- [What you have to do]: Please give back each line of the listing, unchanged in every word.

- [Supplied information]:
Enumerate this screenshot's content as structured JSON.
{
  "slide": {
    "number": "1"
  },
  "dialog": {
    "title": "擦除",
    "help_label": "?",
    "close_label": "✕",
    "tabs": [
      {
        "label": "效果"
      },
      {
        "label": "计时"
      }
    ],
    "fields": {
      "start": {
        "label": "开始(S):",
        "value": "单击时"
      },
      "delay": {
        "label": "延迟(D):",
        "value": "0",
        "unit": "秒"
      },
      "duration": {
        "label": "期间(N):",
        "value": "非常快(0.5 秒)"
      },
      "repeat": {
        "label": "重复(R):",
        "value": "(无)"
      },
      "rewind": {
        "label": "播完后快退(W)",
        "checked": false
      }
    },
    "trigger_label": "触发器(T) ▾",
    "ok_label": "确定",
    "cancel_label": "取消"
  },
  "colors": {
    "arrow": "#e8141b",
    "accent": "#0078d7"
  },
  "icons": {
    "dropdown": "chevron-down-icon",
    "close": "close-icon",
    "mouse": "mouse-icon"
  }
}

- [Response]:
Enumerate this screenshot's content as structured JSON.
{
  "slide": {
    "number": "1"
  },
  "dialog": {
    "title": "擦除",
    "help_label": "?",
    "close_label": "✕",
    "tabs": [
      {
        "label": "效果"
      },
      {
        "label": "计时"
      }
    ],
    "fields": {
      "start": {
        "label": "开始(S):",
        "value": "单击时"
      },
      "delay": {
        "label": "延迟(D):",
        "value": "0",
        "unit": "秒"
      },
      "duration": {
        "label": "期间(N):",
        "value": "非常快(0.5 秒)"
      },
      "repeat": {
        "label": "重复(R):",
        "value": "(无)"
      },
      "rewind": {
        "label": "播完后快退(W)",
        "checked": false
      }
    },
    "trigger_label": "触发器(T) ▾",
    "ok_label": "确定",
    "cancel_label": "取消"
  },
  "colors": {
    "arrow": "#e8141b",
    "accent": "#0078d7"
  },
  "icons": {
    "dropdown": "chevron-down-icon",
    "close": "close-icon",
    "mouse": "mouse-icon"
  }
}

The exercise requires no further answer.